### Activity
Your answer is the listing, printed exactly as given.
=======
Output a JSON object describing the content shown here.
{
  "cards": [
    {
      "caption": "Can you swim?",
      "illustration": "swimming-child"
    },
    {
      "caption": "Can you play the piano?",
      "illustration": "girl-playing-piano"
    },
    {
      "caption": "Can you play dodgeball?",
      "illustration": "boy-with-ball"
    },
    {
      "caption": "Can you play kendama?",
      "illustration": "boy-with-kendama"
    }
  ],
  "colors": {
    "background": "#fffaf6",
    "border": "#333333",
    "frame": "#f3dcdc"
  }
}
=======
### Output
Output a JSON object describing the content shown here.
{
  "cards": [
    {
      "caption": "Can you swim?",
      "illustration": "swimming-child"
    },
    {
      "caption": "Can you play the piano?",
      "illustration": "girl-playing-piano"
    },
    {
      "caption": "Can you play dodgeball?",
      "illustration": "boy-with-ball"
    },
    {
      "caption": "Can you play kendama?",
      "illustration": "boy-with-kendama"
    }
  ],
  "colors": {
    "background": "#fffaf6",
    "border": "#333333",
    "frame": "#f3dcdc"
  }
}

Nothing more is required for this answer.